Conventional sensor nodes stop functioning when a battery runs of energy. A new microchip from the National University of Singapore allows the detectors to run without interruption, even when the battery is only intermittently available.
Thanks to a 0.5mm2 on-chip solar cell, the ‘BATLESS’ microchip continues to function under dim light – without any assistance from the battery.
“This capability is particularly valuable in Internet of Things (IoT) sensor nodes since the longevity of the battery can be sacrificed, thus allowing its miniaturization,” said lead researcher and Associate Professor Massimo Alioto from the Department of Electrical and Computer Engineering at the NUS Faculty of Engineering.
With a power consumption of under 1 nW, the self-starting chip substantially reduces the size of batteries required to power sensor nodes, says Alioto, making the components 10 times smaller and cheaper to produce.
Professor Alioto spoke with Tech Briefs about how the BATLESS microchip will impact the IoT ecosystem.
Tech Briefs: What inspired the idea for BATLESS?
Prof. Massimo Alioto: Our research was inspired by the initial observation that the battery dominates the form factor of IoT sensor nodes, as well as their lifetime and the cost of next-generation single-chip nodes.
Accordingly, we started focusing on how to shrink the battery by making IoT sensor nodes indifferent towards batteries. Our ultimate goal is to eliminate batteries altogether, which will take some more years of research. So far, we feel we are on track to achieve this ambitious goal.
Tech Briefs: Where do you see this microchip being most useful?
Prof. Alioto: BATLESS can be used in several applications. As a simple example, let us consider the case of sensor nodes for energy management in smart buildings. If the battery energy is adequate, the sensor node can communicate with the cloud any time, responding to occupants’ needs in real time.
Instead, if no battery energy is available, the sensor node runs in purely-harvested mode and continues to capture and time-stamp data and events. When the battery energy will be available again, these events will be transmitted to the cloud, so that the machine learning model governing the energy management can continue to learn, make better predictions, and refine the energy decision making.
Other applications can be biomedical implants where the patient should not be regularly exposed to surgery to just replace batteries.
Tech Briefs: How does the chip operate even when the battery runs out?
Prof. Alioto: When the battery runs out of energy, the IoT sensor node adapts its power consumption to fit the very small power delivered by the energy harvester.

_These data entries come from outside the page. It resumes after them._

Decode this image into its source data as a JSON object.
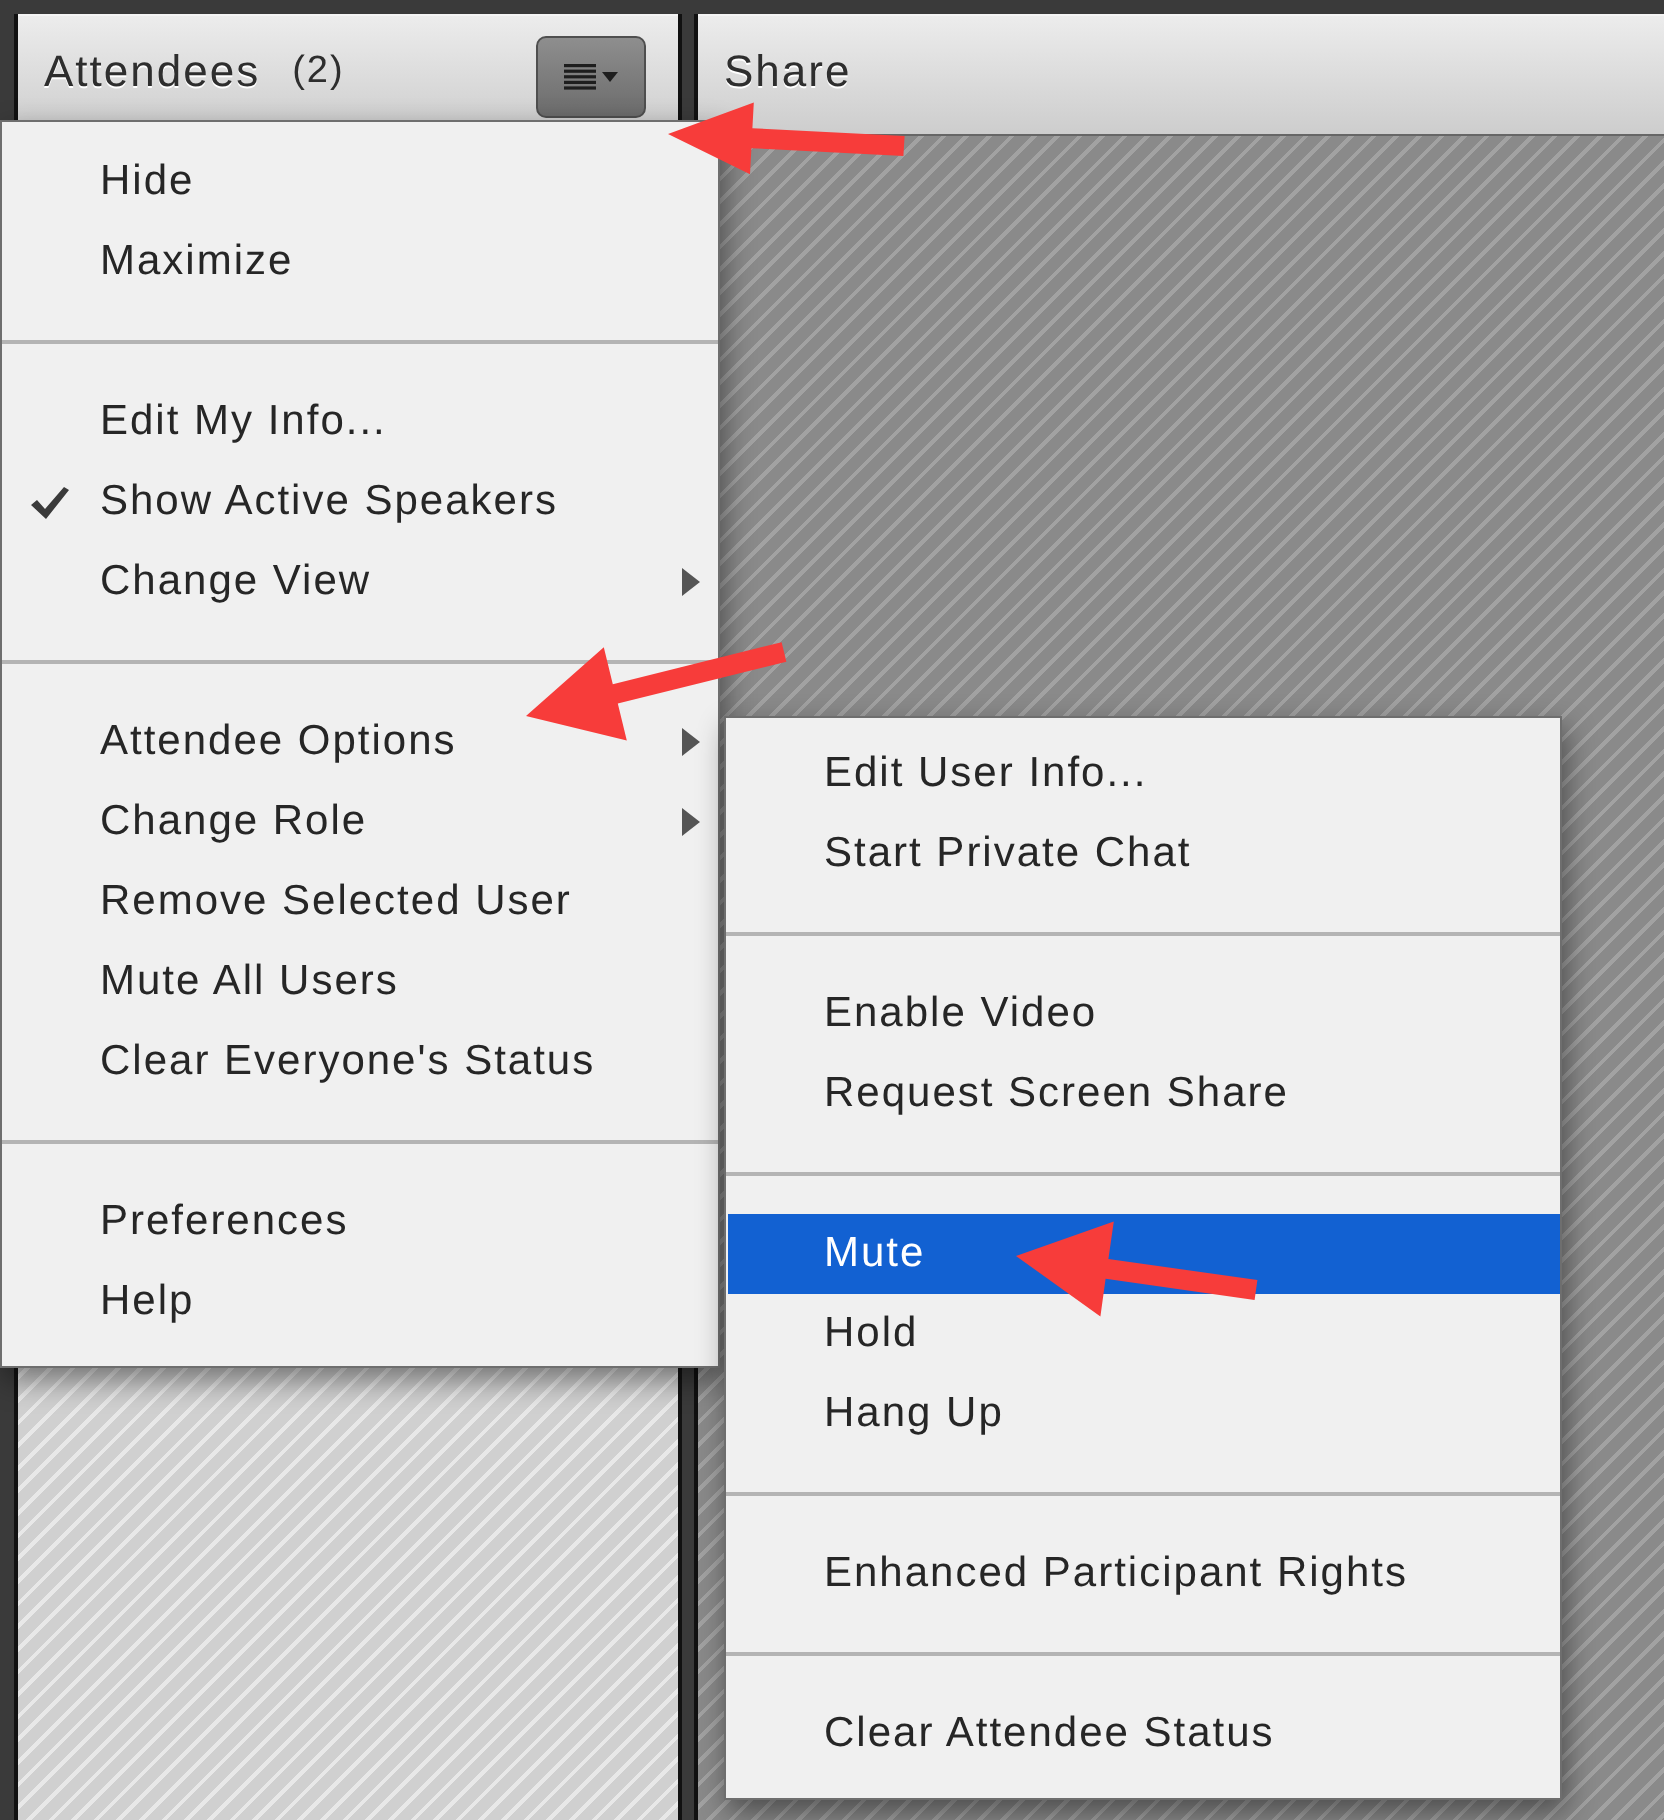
{
  "attendees_pod": {
    "title": "Attendees",
    "count": "(2)"
  },
  "share_pod": {
    "title": "Share"
  },
  "pod_menu": {
    "groups": [
      {
        "items": [
          {
            "label": "Hide",
            "checked": false,
            "has_submenu": false
          },
          {
            "label": "Maximize",
            "checked": false,
            "has_submenu": false
          }
        ]
      },
      {
        "items": [
          {
            "label": "Edit My Info...",
            "checked": false,
            "has_submenu": false
          },
          {
            "label": "Show Active Speakers",
            "checked": true,
            "has_submenu": false
          },
          {
            "label": "Change View",
            "checked": false,
            "has_submenu": true
          }
        ]
      },
      {
        "items": [
          {
            "label": "Attendee Options",
            "checked": false,
            "has_submenu": true
          },
          {
            "label": "Change Role",
            "checked": false,
            "has_submenu": true
          },
          {
            "label": "Remove Selected User",
            "checked": false,
            "has_submenu": false
          },
          {
            "label": "Mute All Users",
            "checked": false,
            "has_submenu": false
          },
          {
            "label": "Clear Everyone's Status",
            "checked": false,
            "has_submenu": false
          }
        ]
      },
      {
        "items": [
          {
            "label": "Preferences",
            "checked": false,
            "has_submenu": false
          },
          {
            "label": "Help",
            "checked": false,
            "has_submenu": false
          }
        ]
      }
    ]
  },
  "attendee_options_submenu": {
    "groups": [
      {
        "items": [
          {
            "label": "Edit User Info...",
            "selected": false
          },
          {
            "label": "Start Private Chat",
            "selected": false
          }
        ]
      },
      {
        "items": [
          {
            "label": "Enable Video",
            "selected": false
          },
          {
            "label": "Request Screen Share",
            "selected": false
          }
        ]
      },
      {
        "items": [
          {
            "label": "Mute",
            "selected": true
          },
          {
            "label": "Hold",
            "selected": false
          },
          {
            "label": "Hang Up",
            "selected": false
          }
        ]
      },
      {
        "items": [
          {
            "label": "Enhanced Participant Rights",
            "selected": false
          }
        ]
      },
      {
        "items": [
          {
            "label": "Clear Attendee Status",
            "selected": false
          }
        ]
      }
    ]
  }
}
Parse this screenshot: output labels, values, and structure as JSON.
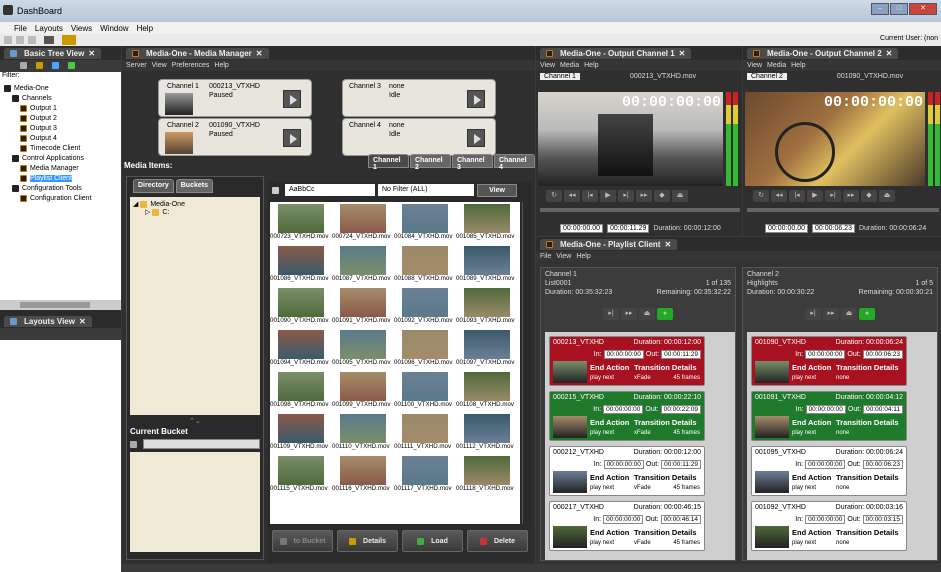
{
  "window": {
    "title": "DashBoard",
    "current_user_label": "Current User: (non"
  },
  "menu": [
    "File",
    "Layouts",
    "Views",
    "Window",
    "Help"
  ],
  "tree_pane": {
    "title": "Basic Tree View",
    "filter_label": "Filter:",
    "items": [
      {
        "label": "Media-One",
        "level": 0
      },
      {
        "label": "Channels",
        "level": 1
      },
      {
        "label": "Output 1",
        "level": 2
      },
      {
        "label": "Output 2",
        "level": 2
      },
      {
        "label": "Output 3",
        "level": 2
      },
      {
        "label": "Output 4",
        "level": 2
      },
      {
        "label": "Timecode Client",
        "level": 2
      },
      {
        "label": "Control Applications",
        "level": 1
      },
      {
        "label": "Media Manager",
        "level": 2
      },
      {
        "label": "Playlist Client",
        "level": 2
      },
      {
        "label": "Configuration Tools",
        "level": 1
      },
      {
        "label": "Configuration Client",
        "level": 2
      }
    ]
  },
  "layouts_pane": {
    "title": "Layouts View"
  },
  "media_manager": {
    "tab": "Media-One - Media Manager",
    "menu": [
      "Server",
      "View",
      "Preferences",
      "Help"
    ],
    "channels": [
      {
        "name": "Channel 1",
        "clip": "000213_VTXHD",
        "state": "Paused"
      },
      {
        "name": "Channel 3",
        "clip": "none",
        "state": "Idle"
      },
      {
        "name": "Channel 2",
        "clip": "001090_VTXHD",
        "state": "Paused"
      },
      {
        "name": "Channel 4",
        "clip": "none",
        "state": "Idle"
      }
    ],
    "media_items_label": "Media Items:",
    "channel_tabs": [
      "Channel 1",
      "Channel 2",
      "Channel 3",
      "Channel 4"
    ],
    "dir_tabs": [
      "Directory",
      "Buckets"
    ],
    "dir_tree": [
      "Media-One",
      "C:"
    ],
    "current_bucket_label": "Current Bucket",
    "search_value": "AaBbCc",
    "filter_value": "No Filter (ALL)",
    "view_button": "View",
    "thumbs": [
      "001088_VTXHD.mov",
      "000723_VTXHD.mov",
      "000724_VTXHD.mov",
      "001084_VTXHD.mov",
      "001085_VTXHD.mov",
      "001086_VTXHD.mov",
      "001087_VTXHD.mov",
      "001088_VTXHD.mov",
      "001089_VTXHD.mov",
      "001090_VTXHD.mov",
      "001091_VTXHD.mov",
      "001092_VTXHD.mov",
      "001093_VTXHD.mov",
      "001094_VTXHD.mov",
      "001095_VTXHD.mov",
      "001096_VTXHD.mov",
      "001097_VTXHD.mov",
      "001098_VTXHD.mov",
      "001099_VTXHD.mov",
      "001100_VTXHD.mov",
      "001108_VTXHD.mov",
      "001109_VTXHD.mov",
      "001110_VTXHD.mov",
      "001111_VTXHD.mov",
      "001112_VTXHD.mov",
      "001115_VTXHD.mov",
      "001116_VTXHD.mov",
      "001117_VTXHD.mov",
      "001118_VTXHD.mov"
    ],
    "buttons": [
      "to Bucket",
      "Details",
      "Load",
      "Delete"
    ]
  },
  "output1": {
    "tab": "Media-One - Output Channel 1",
    "menu": [
      "View",
      "Media",
      "Help"
    ],
    "channel": "Channel 1",
    "file": "000213_VTXHD.mov",
    "timecode": "00:00:00:00",
    "in": "00:00:00.00",
    "out": "00:00:11.29",
    "duration": "Duration: 00:00:12:00"
  },
  "output2": {
    "tab": "Media-One - Output Channel 2",
    "menu": [
      "View",
      "Media",
      "Help"
    ],
    "channel": "Channel 2",
    "file": "001090_VTXHD.mov",
    "timecode": "00:00:00:00",
    "in": "00:00:00.00",
    "out": "00:00:06.23",
    "duration": "Duration: 00:00:06:24"
  },
  "playlist": {
    "tab": "Media-One - Playlist Client",
    "menu": [
      "File",
      "View",
      "Help"
    ],
    "ch1": {
      "name": "Channel 1",
      "list": "List0001",
      "count": "1 of 135",
      "duration": "Duration: 00:35:32:23",
      "remaining": "Remaining: 00:35:32:22",
      "items": [
        {
          "name": "000213_VTXHD",
          "dur": "Duration: 00:00:12:00",
          "in": "00:00:00:00",
          "out": "00:00:11:29",
          "ea": "play next",
          "td": "xFade",
          "frames": "45 frames",
          "color": "red"
        },
        {
          "name": "000215_VTXHD",
          "dur": "Duration: 00:00:22:10",
          "in": "00:00:00:00",
          "out": "00:00:22:09",
          "ea": "play next",
          "td": "xFade",
          "frames": "45 frames",
          "color": "green"
        },
        {
          "name": "000212_VTXHD",
          "dur": "Duration: 00:00:12:00",
          "in": "00:00:00:00",
          "out": "00:00:11:29",
          "ea": "play next",
          "td": "vFade",
          "frames": "45 frames",
          "color": "wht"
        },
        {
          "name": "000217_VTXHD",
          "dur": "Duration: 00:00:46:15",
          "in": "00:00:00:00",
          "out": "00:00:46:14",
          "ea": "play next",
          "td": "vFade",
          "frames": "45 frames",
          "color": "wht"
        }
      ]
    },
    "ch2": {
      "name": "Channel 2",
      "list": "Highlights",
      "count": "1 of 5",
      "duration": "Duration: 00:00:30:22",
      "remaining": "Remaining: 00:00:30:21",
      "items": [
        {
          "name": "001090_VTXHD",
          "dur": "Duration: 00:00:06:24",
          "in": "00:00:00:00",
          "out": "00:00:06:23",
          "ea": "play next",
          "td": "none",
          "frames": "",
          "color": "red"
        },
        {
          "name": "001091_VTXHD",
          "dur": "Duration: 00:00:04:12",
          "in": "00:00:00:00",
          "out": "00:00:04:11",
          "ea": "play next",
          "td": "none",
          "frames": "",
          "color": "green"
        },
        {
          "name": "001095_VTXHD",
          "dur": "Duration: 00:00:06:24",
          "in": "00:00:00:00",
          "out": "00:00:06:23",
          "ea": "play next",
          "td": "none",
          "frames": "",
          "color": "wht"
        },
        {
          "name": "001092_VTXHD",
          "dur": "Duration: 00:00:03:16",
          "in": "00:00:00:00",
          "out": "00:00:03:15",
          "ea": "play next",
          "td": "none",
          "frames": "",
          "color": "wht"
        }
      ]
    },
    "labels": {
      "in": "In:",
      "out": "Out:",
      "end_action": "End Action",
      "transition": "Transition Details"
    }
  }
}
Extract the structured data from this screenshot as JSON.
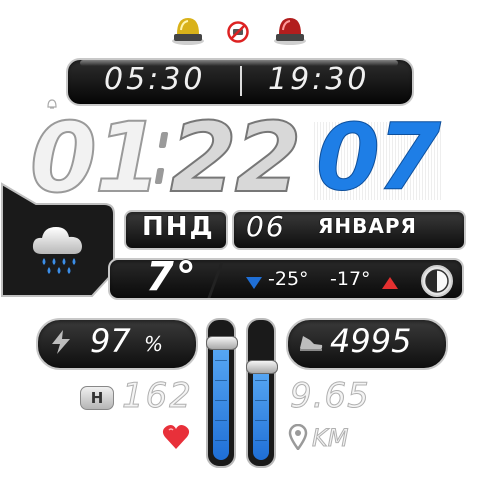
{
  "alarms": {
    "left_icon": "alarm-lamp-yellow-icon",
    "center_icon": "do-not-disturb-icon",
    "right_icon": "alarm-lamp-red-icon"
  },
  "sun": {
    "sunrise": "05:30",
    "sunset": "19:30"
  },
  "time": {
    "hours": "01",
    "minutes": "22",
    "seconds": "07"
  },
  "date": {
    "weekday": "ПНД",
    "day": "06",
    "month": "ЯНВАРЯ"
  },
  "weather": {
    "icon": "rain-cloud-icon",
    "temperature": "7°",
    "min_temp": "-25°",
    "max_temp": "-17°",
    "moon_icon": "moon-phase-icon"
  },
  "battery": {
    "icon": "lightning-icon",
    "value": "97",
    "unit": "%",
    "level": 0.97
  },
  "steps": {
    "icon": "shoe-icon",
    "value": "4995"
  },
  "heart": {
    "badge": "H",
    "value": "162",
    "icon": "heart-icon"
  },
  "distance": {
    "value": "9.65",
    "unit": "KM",
    "icon": "location-pin-icon"
  },
  "sliders": {
    "left_level": 0.88,
    "right_level": 0.7
  },
  "colors": {
    "accent": "#1e7ee6",
    "panel": "#141414",
    "heart": "#e8303a",
    "min_arrow": "#1f6fd6",
    "max_arrow": "#e43030"
  }
}
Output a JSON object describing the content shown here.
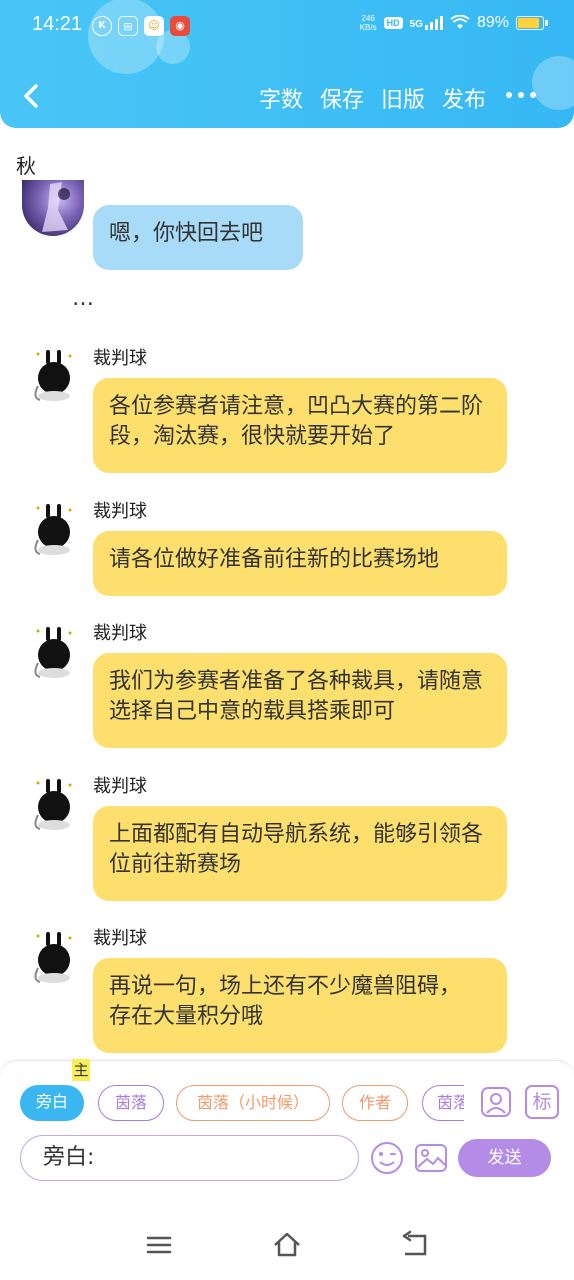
{
  "status_bar": {
    "time": "14:21",
    "net_speed_value": "246",
    "net_speed_unit": "KB/s",
    "hd": "HD",
    "network": "5G",
    "battery": "89%",
    "battery_level": 0.89
  },
  "header": {
    "actions": [
      "字数",
      "保存",
      "旧版",
      "发布"
    ]
  },
  "chat": {
    "partner_name": "秋",
    "messages": [
      {
        "sender": "",
        "text": "嗯，你快回去吧",
        "style": "blue"
      },
      {
        "sender": "",
        "text": "…",
        "style": "narration"
      },
      {
        "sender": "裁判球",
        "text": "各位参赛者请注意，凹凸大赛的第二阶段，淘汰赛，很快就要开始了",
        "style": "yellow"
      },
      {
        "sender": "裁判球",
        "text": "请各位做好准备前往新的比赛场地",
        "style": "yellow"
      },
      {
        "sender": "裁判球",
        "text": "我们为参赛者准备了各种裁具，请随意选择自己中意的载具搭乘即可",
        "style": "yellow"
      },
      {
        "sender": "裁判球",
        "text": "上面都配有自动导航系统，能够引领各位前往新赛场",
        "style": "yellow"
      },
      {
        "sender": "裁判球",
        "text": "再说一句，场上还有不少魔兽阻碍，存在大量积分哦",
        "style": "yellow"
      }
    ]
  },
  "composer": {
    "roles": [
      "旁白",
      "茵落",
      "茵落（小时候）",
      "作者",
      "茵落"
    ],
    "main_badge": "主",
    "tag_button": "标",
    "input_value": "旁白:",
    "send_label": "发送"
  },
  "colors": {
    "header": "#3ab8f4",
    "blue_bubble": "#a8dbf8",
    "yellow_bubble": "#fddf6e",
    "send": "#b48be6"
  }
}
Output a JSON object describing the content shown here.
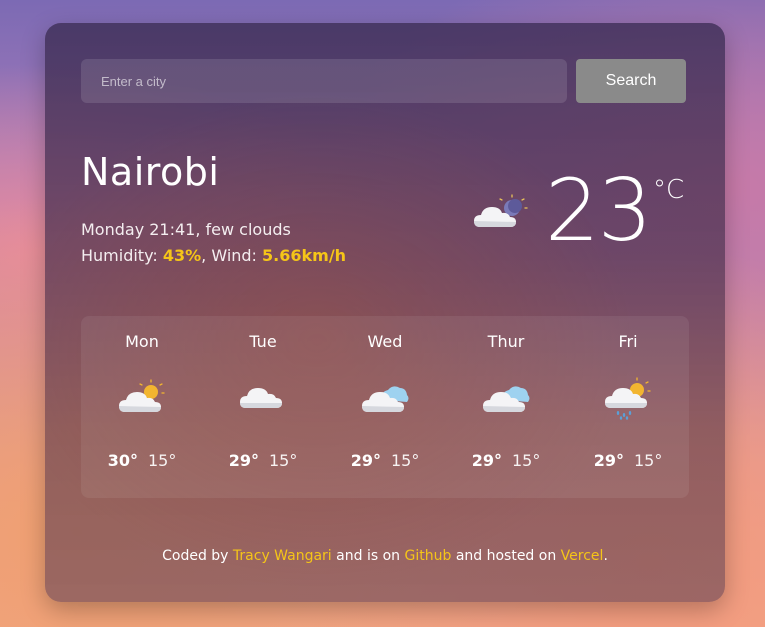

Essentially, it is reconfigured to a special minimum-power mode. In this mode, the power consumption is even lower than the intrinsic transistor leakage, and comes at the cost of slower speed. The latter is acceptable in many IoT applications, in which power is typically much more stringent than speed.
Tech Briefs: How does it self-start?
Prof. Alioto: In BATLESS, we have developed a novel power management scheme that ensures that the system draws very limited current during the start-up, so that start-up can occur even with the very limited power provided by the energy harvester.
For example, our chip was tested to start up correctly at light intensity as low as 55Lux, which is commonly experienced at twilight.
Tech Briefs: What’s next regarding the technology and its testing?
Prof. Alioto: We are now exploring new solutions to build complete battery-indifferent systems that cover the entire signal chain, from sensors to wireless communications. This builds on our recent work on microcontrollers and power management.
We aim to demonstrate a solution that shrinks the battery to the scale of millimeters, with the long-term goal of completely eliminating the need for it. On a broader scale, mitigating the need for batteries will make our planet greener other than smarter, as it will reduce our reliance on pollutants such as lithium.
What do you think? Will BATLESS impact the IoT ecosystem? Will the microchip lead to smaller, cheaper IoT devices? Share your comments and questions below.